### Record extracts
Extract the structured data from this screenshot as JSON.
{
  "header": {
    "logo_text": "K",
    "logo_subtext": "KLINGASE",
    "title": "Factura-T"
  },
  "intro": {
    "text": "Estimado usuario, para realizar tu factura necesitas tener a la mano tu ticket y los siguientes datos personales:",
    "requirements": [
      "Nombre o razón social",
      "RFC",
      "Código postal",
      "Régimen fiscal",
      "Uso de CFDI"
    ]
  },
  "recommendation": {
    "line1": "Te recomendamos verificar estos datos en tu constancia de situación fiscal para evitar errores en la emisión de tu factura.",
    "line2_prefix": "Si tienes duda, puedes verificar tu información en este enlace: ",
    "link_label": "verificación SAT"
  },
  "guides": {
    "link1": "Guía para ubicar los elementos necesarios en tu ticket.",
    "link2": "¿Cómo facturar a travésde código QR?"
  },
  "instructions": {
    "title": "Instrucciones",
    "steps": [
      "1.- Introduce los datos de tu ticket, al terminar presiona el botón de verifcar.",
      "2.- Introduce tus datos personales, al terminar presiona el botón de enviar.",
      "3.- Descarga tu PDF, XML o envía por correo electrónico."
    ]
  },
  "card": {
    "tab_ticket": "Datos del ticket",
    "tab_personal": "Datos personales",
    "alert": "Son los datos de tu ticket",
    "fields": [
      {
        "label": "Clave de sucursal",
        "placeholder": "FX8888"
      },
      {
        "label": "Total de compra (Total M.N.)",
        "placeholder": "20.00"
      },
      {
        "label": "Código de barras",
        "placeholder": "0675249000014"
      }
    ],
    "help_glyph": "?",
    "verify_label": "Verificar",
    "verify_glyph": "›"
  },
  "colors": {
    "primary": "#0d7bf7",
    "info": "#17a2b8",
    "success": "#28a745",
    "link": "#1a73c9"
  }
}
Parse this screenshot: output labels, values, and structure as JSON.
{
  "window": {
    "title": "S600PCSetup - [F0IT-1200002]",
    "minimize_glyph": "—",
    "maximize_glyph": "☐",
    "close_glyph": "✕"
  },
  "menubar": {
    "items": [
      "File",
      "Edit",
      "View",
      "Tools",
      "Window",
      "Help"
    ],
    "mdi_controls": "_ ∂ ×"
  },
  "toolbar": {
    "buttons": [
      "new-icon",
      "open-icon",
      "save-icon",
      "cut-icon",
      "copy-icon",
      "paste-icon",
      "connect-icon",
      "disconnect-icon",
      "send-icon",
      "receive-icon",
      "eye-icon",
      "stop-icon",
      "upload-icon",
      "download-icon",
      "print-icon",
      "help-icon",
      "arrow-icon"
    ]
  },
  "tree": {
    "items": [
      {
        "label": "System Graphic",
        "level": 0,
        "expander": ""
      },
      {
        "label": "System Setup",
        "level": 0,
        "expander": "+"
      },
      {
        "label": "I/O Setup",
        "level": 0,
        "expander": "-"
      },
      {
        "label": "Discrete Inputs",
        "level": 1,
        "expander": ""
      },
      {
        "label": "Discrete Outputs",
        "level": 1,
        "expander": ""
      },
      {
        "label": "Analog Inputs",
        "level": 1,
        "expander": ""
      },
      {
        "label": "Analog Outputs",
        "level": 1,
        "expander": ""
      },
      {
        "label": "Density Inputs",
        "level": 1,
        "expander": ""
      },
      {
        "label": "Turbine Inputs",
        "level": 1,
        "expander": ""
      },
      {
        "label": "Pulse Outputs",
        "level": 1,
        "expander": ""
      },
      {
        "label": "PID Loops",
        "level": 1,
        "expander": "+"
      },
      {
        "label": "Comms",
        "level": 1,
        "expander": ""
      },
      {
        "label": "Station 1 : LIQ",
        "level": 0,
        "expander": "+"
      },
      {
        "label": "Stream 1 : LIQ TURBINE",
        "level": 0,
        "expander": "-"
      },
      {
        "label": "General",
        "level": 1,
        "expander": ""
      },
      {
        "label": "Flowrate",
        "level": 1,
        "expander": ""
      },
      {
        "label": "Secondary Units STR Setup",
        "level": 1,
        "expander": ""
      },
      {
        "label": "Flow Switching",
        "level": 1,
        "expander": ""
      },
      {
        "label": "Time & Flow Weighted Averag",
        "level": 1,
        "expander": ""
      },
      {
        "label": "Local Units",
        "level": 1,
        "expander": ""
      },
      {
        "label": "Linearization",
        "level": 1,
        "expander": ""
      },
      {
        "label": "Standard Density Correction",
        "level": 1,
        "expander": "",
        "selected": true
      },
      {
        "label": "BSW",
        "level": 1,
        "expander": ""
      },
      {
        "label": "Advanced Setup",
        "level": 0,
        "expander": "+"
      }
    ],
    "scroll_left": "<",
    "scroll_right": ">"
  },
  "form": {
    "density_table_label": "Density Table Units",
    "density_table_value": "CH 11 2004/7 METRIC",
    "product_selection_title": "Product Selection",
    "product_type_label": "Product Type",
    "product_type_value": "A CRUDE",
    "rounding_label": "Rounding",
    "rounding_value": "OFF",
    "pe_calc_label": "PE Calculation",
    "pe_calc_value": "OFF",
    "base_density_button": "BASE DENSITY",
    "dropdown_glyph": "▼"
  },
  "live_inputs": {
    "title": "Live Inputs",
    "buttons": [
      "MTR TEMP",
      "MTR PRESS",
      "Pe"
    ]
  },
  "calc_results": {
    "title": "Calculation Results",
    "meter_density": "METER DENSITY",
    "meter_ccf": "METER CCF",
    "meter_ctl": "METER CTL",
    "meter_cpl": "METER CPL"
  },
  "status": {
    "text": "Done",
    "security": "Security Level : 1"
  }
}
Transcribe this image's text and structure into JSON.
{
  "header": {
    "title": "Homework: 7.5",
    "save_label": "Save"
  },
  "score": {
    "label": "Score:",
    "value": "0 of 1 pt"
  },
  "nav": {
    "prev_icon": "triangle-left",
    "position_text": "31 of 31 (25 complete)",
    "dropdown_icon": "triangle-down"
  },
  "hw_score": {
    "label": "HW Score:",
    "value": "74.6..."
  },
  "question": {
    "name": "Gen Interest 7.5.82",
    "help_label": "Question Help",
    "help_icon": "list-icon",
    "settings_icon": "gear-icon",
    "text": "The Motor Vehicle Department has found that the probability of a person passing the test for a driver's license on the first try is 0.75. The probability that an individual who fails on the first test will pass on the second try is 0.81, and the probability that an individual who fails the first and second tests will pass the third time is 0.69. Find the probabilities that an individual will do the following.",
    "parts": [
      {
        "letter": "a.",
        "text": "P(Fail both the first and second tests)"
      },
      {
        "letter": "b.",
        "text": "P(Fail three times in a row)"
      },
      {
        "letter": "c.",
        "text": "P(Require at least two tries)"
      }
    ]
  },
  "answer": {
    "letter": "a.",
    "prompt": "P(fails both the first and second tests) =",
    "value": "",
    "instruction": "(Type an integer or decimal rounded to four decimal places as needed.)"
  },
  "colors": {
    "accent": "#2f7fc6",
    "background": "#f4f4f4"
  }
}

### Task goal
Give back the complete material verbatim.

### Output of the exercise
Extract the structured data from this screenshot as JSON.
{
  "header": {
    "logo_text": "K",
    "logo_subtext": "KLINGASE",
    "title": "Factura-T"
  },
  "intro": {
    "text": "Estimado usuario, para realizar tu factura necesitas tener a la mano tu ticket y los siguientes datos personales:",
    "requirements": [
      "Nombre o razón social",
      "RFC",
      "Código postal",
      "Régimen fiscal",
      "Uso de CFDI"
    ]
  },
  "recommendation": {
    "line1": "Te recomendamos verificar estos datos en tu constancia de situación fiscal para evitar errores en la emisión de tu factura.",
    "line2_prefix": "Si tienes duda, puedes verificar tu información en este enlace: ",
    "link_label": "verificación SAT"
  },
  "guides": {
    "link1": "Guía para ubicar los elementos necesarios en tu ticket.",
    "link2": "¿Cómo facturar a travésde código QR?"
  },
  "instructions": {
    "title": "Instrucciones",
    "steps": [
      "1.- Introduce los datos de tu ticket, al terminar presiona el botón de verifcar.",
      "2.- Introduce tus datos personales, al terminar presiona el botón de enviar.",
      "3.- Descarga tu PDF, XML o envía por correo electrónico."
    ]
  },
  "card": {
    "tab_ticket": "Datos del ticket",
    "tab_personal": "Datos personales",
    "alert": "Son los datos de tu ticket",
    "fields": [
      {
        "label": "Clave de sucursal",
        "placeholder": "FX8888"
      },
      {
        "label": "Total de compra (Total M.N.)",
        "placeholder": "20.00"
      },
      {
        "label": "Código de barras",
        "placeholder": "0675249000014"
      }
    ],
    "help_glyph": "?",
    "verify_label": "Verificar",
    "verify_glyph": "›"
  },
  "colors": {
    "primary": "#0d7bf7",
    "info": "#17a2b8",
    "success": "#28a745",
    "link": "#1a73c9"
  }
}
Parse this screenshot: output labels, values, and structure as JSON.
{
  "window": {
    "title": "S600PCSetup - [F0IT-1200002]",
    "minimize_glyph": "—",
    "maximize_glyph": "☐",
    "close_glyph": "✕"
  },
  "menubar": {
    "items": [
      "File",
      "Edit",
      "View",
      "Tools",
      "Window",
      "Help"
    ],
    "mdi_controls": "_ ∂ ×"
  },
  "toolbar": {
    "buttons": [
      "new-icon",
      "open-icon",
      "save-icon",
      "cut-icon",
      "copy-icon",
      "paste-icon",
      "connect-icon",
      "disconnect-icon",
      "send-icon",
      "receive-icon",
      "eye-icon",
      "stop-icon",
      "upload-icon",
      "download-icon",
      "print-icon",
      "help-icon",
      "arrow-icon"
    ]
  },
  "tree": {
    "items": [
      {
        "label": "System Graphic",
        "level": 0,
        "expander": ""
      },
      {
        "label": "System Setup",
        "level": 0,
        "expander": "+"
      },
      {
        "label": "I/O Setup",
        "level": 0,
        "expander": "-"
      },
      {
        "label": "Discrete Inputs",
        "level": 1,
        "expander": ""
      },
      {
        "label": "Discrete Outputs",
        "level": 1,
        "expander": ""
      },
      {
        "label": "Analog Inputs",
        "level": 1,
        "expander": ""
      },
      {
        "label": "Analog Outputs",
        "level": 1,
        "expander": ""
      },
      {
        "label": "Density Inputs",
        "level": 1,
        "expander": ""
      },
      {
        "label": "Turbine Inputs",
        "level": 1,
        "expander": ""
      },
      {
        "label": "Pulse Outputs",
        "level": 1,
        "expander": ""
      },
      {
        "label": "PID Loops",
        "level": 1,
        "expander": "+"
      },
      {
        "label": "Comms",
        "level": 1,
        "expander": ""
      },
      {
        "label": "Station 1 : LIQ",
        "level": 0,
        "expander": "+"
      },
      {
        "label": "Stream 1 : LIQ TURBINE",
        "level": 0,
        "expander": "-"
      },
      {
        "label": "General",
        "level": 1,
        "expander": ""
      },
      {
        "label": "Flowrate",
        "level": 1,
        "expander": ""
      },
      {
        "label": "Secondary Units STR Setup",
        "level": 1,
        "expander": ""
      },
      {
        "label": "Flow Switching",
        "level": 1,
        "expander": ""
      },
      {
        "label": "Time & Flow Weighted Averag",
        "level": 1,
        "expander": ""
      },
      {
        "label": "Local Units",
        "level": 1,
        "expander": ""
      },
      {
        "label": "Linearization",
        "level": 1,
        "expander": ""
      },
      {
        "label": "Standard Density Correction",
        "level": 1,
        "expander": "",
        "selected": true
      },
      {
        "label": "BSW",
        "level": 1,
        "expander": ""
      },
      {
        "label": "Advanced Setup",
        "level": 0,
        "expander": "+"
      }
    ],
    "scroll_left": "<",
    "scroll_right": ">"
  },
  "form": {
    "density_table_label": "Density Table Units",
    "density_table_value": "CH 11 2004/7 METRIC",
    "product_selection_title": "Product Selection",
    "product_type_label": "Product Type",
    "product_type_value": "A CRUDE",
    "rounding_label": "Rounding",
    "rounding_value": "OFF",
    "pe_calc_label": "PE Calculation",
    "pe_calc_value": "OFF",
    "base_density_button": "BASE DENSITY",
    "dropdown_glyph": "▼"
  },
  "live_inputs": {
    "title": "Live Inputs",
    "buttons": [
      "MTR TEMP",
      "MTR PRESS",
      "Pe"
    ]
  },
  "calc_results": {
    "title": "Calculation Results",
    "meter_density": "METER DENSITY",
    "meter_ccf": "METER CCF",
    "meter_ctl": "METER CTL",
    "meter_cpl": "METER CPL"
  },
  "status": {
    "text": "Done",
    "security": "Security Level : 1"
  }
}
Transcribe this image's text and structure into JSON.
{
  "header": {
    "title": "Homework: 7.5",
    "save_label": "Save"
  },
  "score": {
    "label": "Score:",
    "value": "0 of 1 pt"
  },
  "nav": {
    "prev_icon": "triangle-left",
    "position_text": "31 of 31 (25 complete)",
    "dropdown_icon": "triangle-down"
  },
  "hw_score": {
    "label": "HW Score:",
    "value": "74.6..."
  },
  "question": {
    "name": "Gen Interest 7.5.82",
    "help_label": "Question Help",
    "help_icon": "list-icon",
    "settings_icon": "gear-icon",
    "text": "The Motor Vehicle Department has found that the probability of a person passing the test for a driver's license on the first try is 0.75. The probability that an individual who fails on the first test will pass on the second try is 0.81, and the probability that an individual who fails the first and second tests will pass the third time is 0.69. Find the probabilities that an individual will do the following.",
    "parts": [
      {
        "letter": "a.",
        "text": "P(Fail both the first and second tests)"
      },
      {
        "letter": "b.",
        "text": "P(Fail three times in a row)"
      },
      {
        "letter": "c.",
        "text": "P(Require at least two tries)"
      }
    ]
  },
  "answer": {
    "letter": "a.",
    "prompt": "P(fails both the first and second tests) =",
    "value": "",
    "instruction": "(Type an integer or decimal rounded to four decimal places as needed.)"
  },
  "colors": {
    "accent": "#2f7fc6",
    "background": "#f4f4f4"
  }
}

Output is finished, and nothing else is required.